Entries from a dataset of interfaces
※

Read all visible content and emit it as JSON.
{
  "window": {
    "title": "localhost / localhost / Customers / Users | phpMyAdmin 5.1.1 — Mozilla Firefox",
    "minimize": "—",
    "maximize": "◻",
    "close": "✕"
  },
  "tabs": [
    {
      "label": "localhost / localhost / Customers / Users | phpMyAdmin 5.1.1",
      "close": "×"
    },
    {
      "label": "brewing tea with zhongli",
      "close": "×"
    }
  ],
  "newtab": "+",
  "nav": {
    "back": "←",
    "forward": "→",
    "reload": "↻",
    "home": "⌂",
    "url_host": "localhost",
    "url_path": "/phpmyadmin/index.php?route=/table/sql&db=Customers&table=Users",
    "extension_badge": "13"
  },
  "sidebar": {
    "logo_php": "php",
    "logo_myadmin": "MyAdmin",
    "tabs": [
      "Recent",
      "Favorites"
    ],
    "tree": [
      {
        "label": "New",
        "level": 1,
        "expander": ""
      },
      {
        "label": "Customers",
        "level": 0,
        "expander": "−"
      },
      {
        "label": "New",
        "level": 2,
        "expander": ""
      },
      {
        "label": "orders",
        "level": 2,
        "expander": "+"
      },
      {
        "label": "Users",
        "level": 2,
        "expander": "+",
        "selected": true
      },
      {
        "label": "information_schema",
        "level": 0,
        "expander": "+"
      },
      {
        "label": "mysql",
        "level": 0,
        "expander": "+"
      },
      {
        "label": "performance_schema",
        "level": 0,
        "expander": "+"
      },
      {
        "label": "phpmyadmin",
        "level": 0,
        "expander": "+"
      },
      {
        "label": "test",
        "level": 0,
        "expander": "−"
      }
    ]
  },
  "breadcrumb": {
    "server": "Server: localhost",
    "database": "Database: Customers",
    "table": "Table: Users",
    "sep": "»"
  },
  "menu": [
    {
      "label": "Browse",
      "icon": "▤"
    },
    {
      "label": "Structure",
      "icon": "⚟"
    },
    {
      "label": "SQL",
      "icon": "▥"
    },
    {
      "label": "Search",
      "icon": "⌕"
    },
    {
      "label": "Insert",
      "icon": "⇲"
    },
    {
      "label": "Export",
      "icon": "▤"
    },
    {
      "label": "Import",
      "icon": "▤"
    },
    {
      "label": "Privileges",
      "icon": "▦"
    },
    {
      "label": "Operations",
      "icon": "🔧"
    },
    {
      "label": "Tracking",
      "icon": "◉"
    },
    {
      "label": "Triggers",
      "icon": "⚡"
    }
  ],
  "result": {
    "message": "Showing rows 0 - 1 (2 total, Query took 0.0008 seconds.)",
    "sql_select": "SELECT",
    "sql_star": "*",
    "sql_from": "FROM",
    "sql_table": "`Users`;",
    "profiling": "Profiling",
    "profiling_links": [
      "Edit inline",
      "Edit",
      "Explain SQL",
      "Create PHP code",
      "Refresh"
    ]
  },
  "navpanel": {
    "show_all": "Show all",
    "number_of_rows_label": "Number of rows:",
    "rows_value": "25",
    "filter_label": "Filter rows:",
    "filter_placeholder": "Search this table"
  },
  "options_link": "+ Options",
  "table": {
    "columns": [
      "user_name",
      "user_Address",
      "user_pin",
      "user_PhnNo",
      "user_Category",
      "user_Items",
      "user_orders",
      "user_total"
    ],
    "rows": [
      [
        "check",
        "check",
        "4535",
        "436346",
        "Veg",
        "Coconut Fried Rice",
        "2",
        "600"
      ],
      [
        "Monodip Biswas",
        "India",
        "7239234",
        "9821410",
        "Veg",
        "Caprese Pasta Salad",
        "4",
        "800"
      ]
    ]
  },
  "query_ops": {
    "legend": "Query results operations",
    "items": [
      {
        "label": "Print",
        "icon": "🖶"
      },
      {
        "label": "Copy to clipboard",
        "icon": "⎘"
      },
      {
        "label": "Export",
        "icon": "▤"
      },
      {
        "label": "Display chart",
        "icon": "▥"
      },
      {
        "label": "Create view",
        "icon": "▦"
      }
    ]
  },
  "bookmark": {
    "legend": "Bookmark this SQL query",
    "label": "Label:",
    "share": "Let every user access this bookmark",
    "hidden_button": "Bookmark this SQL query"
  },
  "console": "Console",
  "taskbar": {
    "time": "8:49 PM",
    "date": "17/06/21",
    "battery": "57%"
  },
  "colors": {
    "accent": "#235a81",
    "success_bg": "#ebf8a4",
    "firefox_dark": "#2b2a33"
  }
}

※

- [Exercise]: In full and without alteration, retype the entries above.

- [Answer for this exercise]:
Read all visible content and emit it as JSON.
{
  "window": {
    "title": "localhost / localhost / Customers / Users | phpMyAdmin 5.1.1 — Mozilla Firefox",
    "minimize": "—",
    "maximize": "◻",
    "close": "✕"
  },
  "tabs": [
    {
      "label": "localhost / localhost / Customers / Users | phpMyAdmin 5.1.1",
      "close": "×"
    },
    {
      "label": "brewing tea with zhongli",
      "close": "×"
    }
  ],
  "newtab": "+",
  "nav": {
    "back": "←",
    "forward": "→",
    "reload": "↻",
    "home": "⌂",
    "url_host": "localhost",
    "url_path": "/phpmyadmin/index.php?route=/table/sql&db=Customers&table=Users",
    "extension_badge": "13"
  },
  "sidebar": {
    "logo_php": "php",
    "logo_myadmin": "MyAdmin",
    "tabs": [
      "Recent",
      "Favorites"
    ],
    "tree": [
      {
        "label": "New",
        "level": 1,
        "expander": ""
      },
      {
        "label": "Customers",
        "level": 0,
        "expander": "−"
      },
      {
        "label": "New",
        "level": 2,
        "expander": ""
      },
      {
        "label": "orders",
        "level": 2,
        "expander": "+"
      },
      {
        "label": "Users",
        "level": 2,
        "expander": "+",
        "selected": true
      },
      {
        "label": "information_schema",
        "level": 0,
        "expander": "+"
      },
      {
        "label": "mysql",
        "level": 0,
        "expander": "+"
      },
      {
        "label": "performance_schema",
        "level": 0,
        "expander": "+"
      },
      {
        "label": "phpmyadmin",
        "level": 0,
        "expander": "+"
      },
      {
        "label": "test",
        "level": 0,
        "expander": "−"
      }
    ]
  },
  "breadcrumb": {
    "server": "Server: localhost",
    "database": "Database: Customers",
    "table": "Table: Users",
    "sep": "»"
  },
  "menu": [
    {
      "label": "Browse",
      "icon": "▤"
    },
    {
      "label": "Structure",
      "icon": "⚟"
    },
    {
      "label": "SQL",
      "icon": "▥"
    },
    {
      "label": "Search",
      "icon": "⌕"
    },
    {
      "label": "Insert",
      "icon": "⇲"
    },
    {
      "label": "Export",
      "icon": "▤"
    },
    {
      "label": "Import",
      "icon": "▤"
    },
    {
      "label": "Privileges",
      "icon": "▦"
    },
    {
      "label": "Operations",
      "icon": "🔧"
    },
    {
      "label": "Tracking",
      "icon": "◉"
    },
    {
      "label": "Triggers",
      "icon": "⚡"
    }
  ],
  "result": {
    "message": "Showing rows 0 - 1 (2 total, Query took 0.0008 seconds.)",
    "sql_select": "SELECT",
    "sql_star": "*",
    "sql_from": "FROM",
    "sql_table": "`Users`;",
    "profiling": "Profiling",
    "profiling_links": [
      "Edit inline",
      "Edit",
      "Explain SQL",
      "Create PHP code",
      "Refresh"
    ]
  },
  "navpanel": {
    "show_all": "Show all",
    "number_of_rows_label": "Number of rows:",
    "rows_value": "25",
    "filter_label": "Filter rows:",
    "filter_placeholder": "Search this table"
  },
  "options_link": "+ Options",
  "table": {
    "columns": [
      "user_name",
      "user_Address",
      "user_pin",
      "user_PhnNo",
      "user_Category",
      "user_Items",
      "user_orders",
      "user_total"
    ],
    "rows": [
      [
        "check",
        "check",
        "4535",
        "436346",
        "Veg",
        "Coconut Fried Rice",
        "2",
        "600"
      ],
      [
        "Monodip Biswas",
        "India",
        "7239234",
        "9821410",
        "Veg",
        "Caprese Pasta Salad",
        "4",
        "800"
      ]
    ]
  },
  "query_ops": {
    "legend": "Query results operations",
    "items": [
      {
        "label": "Print",
        "icon": "🖶"
      },
      {
        "label": "Copy to clipboard",
        "icon": "⎘"
      },
      {
        "label": "Export",
        "icon": "▤"
      },
      {
        "label": "Display chart",
        "icon": "▥"
      },
      {
        "label": "Create view",
        "icon": "▦"
      }
    ]
  },
  "bookmark": {
    "legend": "Bookmark this SQL query",
    "label": "Label:",
    "share": "Let every user access this bookmark",
    "hidden_button": "Bookmark this SQL query"
  },
  "console": "Console",
  "taskbar": {
    "time": "8:49 PM",
    "date": "17/06/21",
    "battery": "57%"
  },
  "colors": {
    "accent": "#235a81",
    "success_bg": "#ebf8a4",
    "firefox_dark": "#2b2a33"
  }
}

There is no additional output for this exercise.